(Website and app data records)
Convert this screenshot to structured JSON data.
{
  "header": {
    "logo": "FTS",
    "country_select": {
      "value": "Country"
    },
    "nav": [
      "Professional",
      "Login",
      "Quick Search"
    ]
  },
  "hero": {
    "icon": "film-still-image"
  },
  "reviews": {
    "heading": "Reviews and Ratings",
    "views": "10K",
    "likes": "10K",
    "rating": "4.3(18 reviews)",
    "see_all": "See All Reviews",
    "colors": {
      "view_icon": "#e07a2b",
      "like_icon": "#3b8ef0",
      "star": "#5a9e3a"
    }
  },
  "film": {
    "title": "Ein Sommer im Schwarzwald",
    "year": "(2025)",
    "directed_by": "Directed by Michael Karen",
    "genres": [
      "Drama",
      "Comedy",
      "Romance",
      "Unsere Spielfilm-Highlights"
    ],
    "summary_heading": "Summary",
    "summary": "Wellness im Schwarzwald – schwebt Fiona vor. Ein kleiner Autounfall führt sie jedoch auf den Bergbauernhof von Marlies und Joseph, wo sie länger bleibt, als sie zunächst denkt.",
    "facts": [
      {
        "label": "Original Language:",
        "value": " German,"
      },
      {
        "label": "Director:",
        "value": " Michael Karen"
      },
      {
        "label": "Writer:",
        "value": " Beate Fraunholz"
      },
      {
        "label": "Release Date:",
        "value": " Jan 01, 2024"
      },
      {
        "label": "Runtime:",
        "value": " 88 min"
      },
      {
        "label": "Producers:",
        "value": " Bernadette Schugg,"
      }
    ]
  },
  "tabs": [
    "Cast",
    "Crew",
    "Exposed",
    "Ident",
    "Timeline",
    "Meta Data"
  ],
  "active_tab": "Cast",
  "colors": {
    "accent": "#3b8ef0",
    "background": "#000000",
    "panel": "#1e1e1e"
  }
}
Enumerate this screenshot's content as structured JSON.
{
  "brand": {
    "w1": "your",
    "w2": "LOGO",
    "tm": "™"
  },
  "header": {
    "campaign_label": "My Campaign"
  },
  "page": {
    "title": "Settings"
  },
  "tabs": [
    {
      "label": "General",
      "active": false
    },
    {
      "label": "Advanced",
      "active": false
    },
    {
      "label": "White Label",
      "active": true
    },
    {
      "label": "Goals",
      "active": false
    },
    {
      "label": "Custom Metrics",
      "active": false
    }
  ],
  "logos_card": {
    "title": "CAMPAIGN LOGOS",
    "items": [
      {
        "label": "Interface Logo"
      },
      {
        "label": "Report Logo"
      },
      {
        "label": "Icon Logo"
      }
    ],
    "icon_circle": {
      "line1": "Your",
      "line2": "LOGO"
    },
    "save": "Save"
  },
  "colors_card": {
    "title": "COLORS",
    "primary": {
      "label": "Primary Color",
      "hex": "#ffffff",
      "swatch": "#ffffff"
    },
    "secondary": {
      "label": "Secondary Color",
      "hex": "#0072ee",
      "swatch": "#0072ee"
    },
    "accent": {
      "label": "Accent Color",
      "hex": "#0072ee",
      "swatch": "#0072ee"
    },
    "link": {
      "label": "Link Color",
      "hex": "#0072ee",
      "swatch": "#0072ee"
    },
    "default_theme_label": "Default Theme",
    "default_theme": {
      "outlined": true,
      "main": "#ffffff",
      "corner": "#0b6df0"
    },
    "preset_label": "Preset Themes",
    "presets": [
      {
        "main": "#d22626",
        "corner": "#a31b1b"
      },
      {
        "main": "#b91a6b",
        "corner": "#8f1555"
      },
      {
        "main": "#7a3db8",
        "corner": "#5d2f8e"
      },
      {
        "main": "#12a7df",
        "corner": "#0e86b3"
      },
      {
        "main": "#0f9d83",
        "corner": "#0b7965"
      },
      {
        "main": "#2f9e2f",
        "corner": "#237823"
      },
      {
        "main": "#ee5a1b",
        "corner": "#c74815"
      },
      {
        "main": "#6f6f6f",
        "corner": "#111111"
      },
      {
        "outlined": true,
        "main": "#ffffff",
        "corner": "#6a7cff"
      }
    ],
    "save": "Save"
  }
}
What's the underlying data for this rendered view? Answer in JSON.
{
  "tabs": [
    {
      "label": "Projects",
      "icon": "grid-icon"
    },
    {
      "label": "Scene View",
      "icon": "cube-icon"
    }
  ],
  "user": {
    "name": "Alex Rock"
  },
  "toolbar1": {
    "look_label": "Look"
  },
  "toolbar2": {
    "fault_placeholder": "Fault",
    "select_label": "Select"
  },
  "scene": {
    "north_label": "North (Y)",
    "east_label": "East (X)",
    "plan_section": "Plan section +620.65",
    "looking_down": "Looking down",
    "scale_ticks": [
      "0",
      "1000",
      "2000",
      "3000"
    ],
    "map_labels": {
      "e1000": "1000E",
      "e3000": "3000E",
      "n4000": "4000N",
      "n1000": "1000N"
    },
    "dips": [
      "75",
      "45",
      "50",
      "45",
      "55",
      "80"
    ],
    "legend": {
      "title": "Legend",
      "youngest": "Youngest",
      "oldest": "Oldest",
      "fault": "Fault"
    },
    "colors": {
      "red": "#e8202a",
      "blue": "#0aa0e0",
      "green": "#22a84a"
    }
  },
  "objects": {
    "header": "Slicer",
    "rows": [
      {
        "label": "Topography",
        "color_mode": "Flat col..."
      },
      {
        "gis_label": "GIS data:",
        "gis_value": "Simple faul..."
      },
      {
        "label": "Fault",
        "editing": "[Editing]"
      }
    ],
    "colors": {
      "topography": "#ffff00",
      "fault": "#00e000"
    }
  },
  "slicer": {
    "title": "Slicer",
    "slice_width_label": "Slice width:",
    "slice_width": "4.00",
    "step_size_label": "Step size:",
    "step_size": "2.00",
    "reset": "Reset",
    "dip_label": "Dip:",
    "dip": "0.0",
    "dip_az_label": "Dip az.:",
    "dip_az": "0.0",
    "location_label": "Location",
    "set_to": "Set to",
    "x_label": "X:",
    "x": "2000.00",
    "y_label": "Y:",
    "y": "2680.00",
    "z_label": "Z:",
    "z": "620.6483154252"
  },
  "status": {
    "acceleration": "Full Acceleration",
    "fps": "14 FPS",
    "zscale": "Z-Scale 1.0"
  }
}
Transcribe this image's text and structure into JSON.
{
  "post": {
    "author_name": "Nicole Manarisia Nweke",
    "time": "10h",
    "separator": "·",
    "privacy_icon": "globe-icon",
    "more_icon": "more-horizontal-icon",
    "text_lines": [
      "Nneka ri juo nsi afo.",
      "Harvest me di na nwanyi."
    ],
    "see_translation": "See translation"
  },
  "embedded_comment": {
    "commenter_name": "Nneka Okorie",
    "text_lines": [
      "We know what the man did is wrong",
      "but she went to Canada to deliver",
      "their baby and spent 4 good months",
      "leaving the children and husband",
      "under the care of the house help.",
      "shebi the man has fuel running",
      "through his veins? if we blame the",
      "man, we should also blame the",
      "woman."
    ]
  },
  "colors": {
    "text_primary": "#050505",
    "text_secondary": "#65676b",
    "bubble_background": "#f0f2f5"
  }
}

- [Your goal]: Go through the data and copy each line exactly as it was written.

- [Solution to this task]:
Convert this screenshot to structured JSON data.
{
  "header": {
    "logo": "FTS",
    "country_select": {
      "value": "Country"
    },
    "nav": [
      "Professional",
      "Login",
      "Quick Search"
    ]
  },
  "hero": {
    "icon": "film-still-image"
  },
  "reviews": {
    "heading": "Reviews and Ratings",
    "views": "10K",
    "likes": "10K",
    "rating": "4.3(18 reviews)",
    "see_all": "See All Reviews",
    "colors": {
      "view_icon": "#e07a2b",
      "like_icon": "#3b8ef0",
      "star": "#5a9e3a"
    }
  },
  "film": {
    "title": "Ein Sommer im Schwarzwald",
    "year": "(2025)",
    "directed_by": "Directed by Michael Karen",
    "genres": [
      "Drama",
      "Comedy",
      "Romance",
      "Unsere Spielfilm-Highlights"
    ],
    "summary_heading": "Summary",
    "summary": "Wellness im Schwarzwald – schwebt Fiona vor. Ein kleiner Autounfall führt sie jedoch auf den Bergbauernhof von Marlies und Joseph, wo sie länger bleibt, als sie zunächst denkt.",
    "facts": [
      {
        "label": "Original Language:",
        "value": " German,"
      },
      {
        "label": "Director:",
        "value": " Michael Karen"
      },
      {
        "label": "Writer:",
        "value": " Beate Fraunholz"
      },
      {
        "label": "Release Date:",
        "value": " Jan 01, 2024"
      },
      {
        "label": "Runtime:",
        "value": " 88 min"
      },
      {
        "label": "Producers:",
        "value": " Bernadette Schugg,"
      }
    ]
  },
  "tabs": [
    "Cast",
    "Crew",
    "Exposed",
    "Ident",
    "Timeline",
    "Meta Data"
  ],
  "active_tab": "Cast",
  "colors": {
    "accent": "#3b8ef0",
    "background": "#000000",
    "panel": "#1e1e1e"
  }
}
Enumerate this screenshot's content as structured JSON.
{
  "brand": {
    "w1": "your",
    "w2": "LOGO",
    "tm": "™"
  },
  "header": {
    "campaign_label": "My Campaign"
  },
  "page": {
    "title": "Settings"
  },
  "tabs": [
    {
      "label": "General",
      "active": false
    },
    {
      "label": "Advanced",
      "active": false
    },
    {
      "label": "White Label",
      "active": true
    },
    {
      "label": "Goals",
      "active": false
    },
    {
      "label": "Custom Metrics",
      "active": false
    }
  ],
  "logos_card": {
    "title": "CAMPAIGN LOGOS",
    "items": [
      {
        "label": "Interface Logo"
      },
      {
        "label": "Report Logo"
      },
      {
        "label": "Icon Logo"
      }
    ],
    "icon_circle": {
      "line1": "Your",
      "line2": "LOGO"
    },
    "save": "Save"
  },
  "colors_card": {
    "title": "COLORS",
    "primary": {
      "label": "Primary Color",
      "hex": "#ffffff",
      "swatch": "#ffffff"
    },
    "secondary": {
      "label": "Secondary Color",
      "hex": "#0072ee",
      "swatch": "#0072ee"
    },
    "accent": {
      "label": "Accent Color",
      "hex": "#0072ee",
      "swatch": "#0072ee"
    },
    "link": {
      "label": "Link Color",
      "hex": "#0072ee",
      "swatch": "#0072ee"
    },
    "default_theme_label": "Default Theme",
    "default_theme": {
      "outlined": true,
      "main": "#ffffff",
      "corner": "#0b6df0"
    },
    "preset_label": "Preset Themes",
    "presets": [
      {
        "main": "#d22626",
        "corner": "#a31b1b"
      },
      {
        "main": "#b91a6b",
        "corner": "#8f1555"
      },
      {
        "main": "#7a3db8",
        "corner": "#5d2f8e"
      },
      {
        "main": "#12a7df",
        "corner": "#0e86b3"
      },
      {
        "main": "#0f9d83",
        "corner": "#0b7965"
      },
      {
        "main": "#2f9e2f",
        "corner": "#237823"
      },
      {
        "main": "#ee5a1b",
        "corner": "#c74815"
      },
      {
        "main": "#6f6f6f",
        "corner": "#111111"
      },
      {
        "outlined": true,
        "main": "#ffffff",
        "corner": "#6a7cff"
      }
    ],
    "save": "Save"
  }
}
What's the underlying data for this rendered view? Answer in JSON.
{
  "tabs": [
    {
      "label": "Projects",
      "icon": "grid-icon"
    },
    {
      "label": "Scene View",
      "icon": "cube-icon"
    }
  ],
  "user": {
    "name": "Alex Rock"
  },
  "toolbar1": {
    "look_label": "Look"
  },
  "toolbar2": {
    "fault_placeholder": "Fault",
    "select_label": "Select"
  },
  "scene": {
    "north_label": "North (Y)",
    "east_label": "East (X)",
    "plan_section": "Plan section +620.65",
    "looking_down": "Looking down",
    "scale_ticks": [
      "0",
      "1000",
      "2000",
      "3000"
    ],
    "map_labels": {
      "e1000": "1000E",
      "e3000": "3000E",
      "n4000": "4000N",
      "n1000": "1000N"
    },
    "dips": [
      "75",
      "45",
      "50",
      "45",
      "55",
      "80"
    ],
    "legend": {
      "title": "Legend",
      "youngest": "Youngest",
      "oldest": "Oldest",
      "fault": "Fault"
    },
    "colors": {
      "red": "#e8202a",
      "blue": "#0aa0e0",
      "green": "#22a84a"
    }
  },
  "objects": {
    "header": "Slicer",
    "rows": [
      {
        "label": "Topography",
        "color_mode": "Flat col..."
      },
      {
        "gis_label": "GIS data:",
        "gis_value": "Simple faul..."
      },
      {
        "label": "Fault",
        "editing": "[Editing]"
      }
    ],
    "colors": {
      "topography": "#ffff00",
      "fault": "#00e000"
    }
  },
  "slicer": {
    "title": "Slicer",
    "slice_width_label": "Slice width:",
    "slice_width": "4.00",
    "step_size_label": "Step size:",
    "step_size": "2.00",
    "reset": "Reset",
    "dip_label": "Dip:",
    "dip": "0.0",
    "dip_az_label": "Dip az.:",
    "dip_az": "0.0",
    "location_label": "Location",
    "set_to": "Set to",
    "x_label": "X:",
    "x": "2000.00",
    "y_label": "Y:",
    "y": "2680.00",
    "z_label": "Z:",
    "z": "620.6483154252"
  },
  "status": {
    "acceleration": "Full Acceleration",
    "fps": "14 FPS",
    "zscale": "Z-Scale 1.0"
  }
}
Transcribe this image's text and structure into JSON.
{
  "post": {
    "author_name": "Nicole Manarisia Nweke",
    "time": "10h",
    "separator": "·",
    "privacy_icon": "globe-icon",
    "more_icon": "more-horizontal-icon",
    "text_lines": [
      "Nneka ri juo nsi afo.",
      "Harvest me di na nwanyi."
    ],
    "see_translation": "See translation"
  },
  "embedded_comment": {
    "commenter_name": "Nneka Okorie",
    "text_lines": [
      "We know what the man did is wrong",
      "but she went to Canada to deliver",
      "their baby and spent 4 good months",
      "leaving the children and husband",
      "under the care of the house help.",
      "shebi the man has fuel running",
      "through his veins? if we blame the",
      "man, we should also blame the",
      "woman."
    ]
  },
  "colors": {
    "text_primary": "#050505",
    "text_secondary": "#65676b",
    "bubble_background": "#f0f2f5"
  }
}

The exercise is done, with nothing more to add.